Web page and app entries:
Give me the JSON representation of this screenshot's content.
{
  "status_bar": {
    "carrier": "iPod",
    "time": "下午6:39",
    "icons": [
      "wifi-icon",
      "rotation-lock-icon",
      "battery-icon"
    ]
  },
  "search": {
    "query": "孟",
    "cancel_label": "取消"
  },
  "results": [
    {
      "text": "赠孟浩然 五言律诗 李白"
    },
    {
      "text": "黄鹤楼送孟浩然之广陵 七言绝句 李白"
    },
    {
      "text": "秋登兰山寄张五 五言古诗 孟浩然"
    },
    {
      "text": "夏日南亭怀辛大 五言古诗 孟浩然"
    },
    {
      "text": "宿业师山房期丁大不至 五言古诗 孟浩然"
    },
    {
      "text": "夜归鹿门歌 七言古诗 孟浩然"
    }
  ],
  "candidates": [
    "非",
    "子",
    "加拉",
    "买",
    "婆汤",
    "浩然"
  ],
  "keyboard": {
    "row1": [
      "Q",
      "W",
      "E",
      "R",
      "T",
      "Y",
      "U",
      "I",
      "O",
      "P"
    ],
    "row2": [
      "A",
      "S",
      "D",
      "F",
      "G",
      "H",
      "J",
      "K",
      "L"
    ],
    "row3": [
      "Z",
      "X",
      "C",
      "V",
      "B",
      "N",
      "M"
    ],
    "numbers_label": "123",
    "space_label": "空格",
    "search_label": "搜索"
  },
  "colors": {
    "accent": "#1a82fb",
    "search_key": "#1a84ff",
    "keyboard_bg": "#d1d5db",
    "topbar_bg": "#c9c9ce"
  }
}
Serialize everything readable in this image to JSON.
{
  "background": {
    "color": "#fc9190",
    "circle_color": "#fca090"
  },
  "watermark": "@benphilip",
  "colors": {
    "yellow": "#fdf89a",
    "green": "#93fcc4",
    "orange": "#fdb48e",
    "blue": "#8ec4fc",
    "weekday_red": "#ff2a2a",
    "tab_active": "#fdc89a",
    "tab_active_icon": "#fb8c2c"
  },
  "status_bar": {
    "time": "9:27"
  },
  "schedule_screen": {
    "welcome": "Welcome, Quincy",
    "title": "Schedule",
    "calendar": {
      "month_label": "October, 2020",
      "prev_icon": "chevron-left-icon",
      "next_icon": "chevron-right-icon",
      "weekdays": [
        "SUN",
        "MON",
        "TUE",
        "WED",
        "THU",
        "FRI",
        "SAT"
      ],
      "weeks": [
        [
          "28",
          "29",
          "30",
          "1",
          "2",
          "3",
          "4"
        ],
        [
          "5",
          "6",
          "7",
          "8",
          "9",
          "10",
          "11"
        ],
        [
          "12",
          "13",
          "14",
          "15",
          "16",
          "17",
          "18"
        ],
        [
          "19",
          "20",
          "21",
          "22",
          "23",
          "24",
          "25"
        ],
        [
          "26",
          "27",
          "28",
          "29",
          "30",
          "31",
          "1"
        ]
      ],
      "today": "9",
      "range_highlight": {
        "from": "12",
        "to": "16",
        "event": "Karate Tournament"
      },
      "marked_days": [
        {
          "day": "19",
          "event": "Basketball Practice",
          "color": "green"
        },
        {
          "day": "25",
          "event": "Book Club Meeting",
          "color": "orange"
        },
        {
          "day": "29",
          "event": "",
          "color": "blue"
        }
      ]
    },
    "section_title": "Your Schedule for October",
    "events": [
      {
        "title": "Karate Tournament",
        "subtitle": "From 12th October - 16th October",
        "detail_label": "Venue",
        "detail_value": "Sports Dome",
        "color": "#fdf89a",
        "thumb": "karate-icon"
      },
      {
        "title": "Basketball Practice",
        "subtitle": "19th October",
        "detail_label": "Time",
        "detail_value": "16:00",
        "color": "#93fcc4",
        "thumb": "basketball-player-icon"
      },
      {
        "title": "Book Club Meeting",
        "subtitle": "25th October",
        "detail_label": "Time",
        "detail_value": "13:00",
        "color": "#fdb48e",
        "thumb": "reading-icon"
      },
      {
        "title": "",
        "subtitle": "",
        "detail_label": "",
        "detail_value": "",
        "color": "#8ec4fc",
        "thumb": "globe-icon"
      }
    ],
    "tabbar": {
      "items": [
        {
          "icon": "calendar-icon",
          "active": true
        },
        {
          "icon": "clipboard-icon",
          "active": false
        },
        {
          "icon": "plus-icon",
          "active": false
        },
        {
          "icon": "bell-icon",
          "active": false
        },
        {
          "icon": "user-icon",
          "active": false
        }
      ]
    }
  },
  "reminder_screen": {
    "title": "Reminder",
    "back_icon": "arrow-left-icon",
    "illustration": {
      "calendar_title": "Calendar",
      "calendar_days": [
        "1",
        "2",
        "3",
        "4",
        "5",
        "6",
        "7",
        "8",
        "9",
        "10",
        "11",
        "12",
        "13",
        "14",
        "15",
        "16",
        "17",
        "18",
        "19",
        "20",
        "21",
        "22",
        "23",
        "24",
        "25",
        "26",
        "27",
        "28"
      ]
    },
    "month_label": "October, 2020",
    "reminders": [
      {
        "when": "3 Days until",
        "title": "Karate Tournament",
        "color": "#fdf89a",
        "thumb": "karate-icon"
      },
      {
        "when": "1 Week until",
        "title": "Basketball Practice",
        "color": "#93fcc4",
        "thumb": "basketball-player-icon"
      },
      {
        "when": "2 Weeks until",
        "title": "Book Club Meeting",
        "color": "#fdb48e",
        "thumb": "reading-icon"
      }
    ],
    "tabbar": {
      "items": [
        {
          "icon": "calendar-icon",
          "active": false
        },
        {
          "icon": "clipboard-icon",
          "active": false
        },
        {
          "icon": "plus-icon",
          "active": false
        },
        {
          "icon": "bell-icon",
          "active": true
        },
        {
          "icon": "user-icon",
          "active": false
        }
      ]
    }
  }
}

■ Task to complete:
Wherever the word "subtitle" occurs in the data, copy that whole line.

■ Your solution:
        "subtitle": "From 12th October - 16th October",
        "subtitle": "19th October",
        "subtitle": "25th October",
        "subtitle": "",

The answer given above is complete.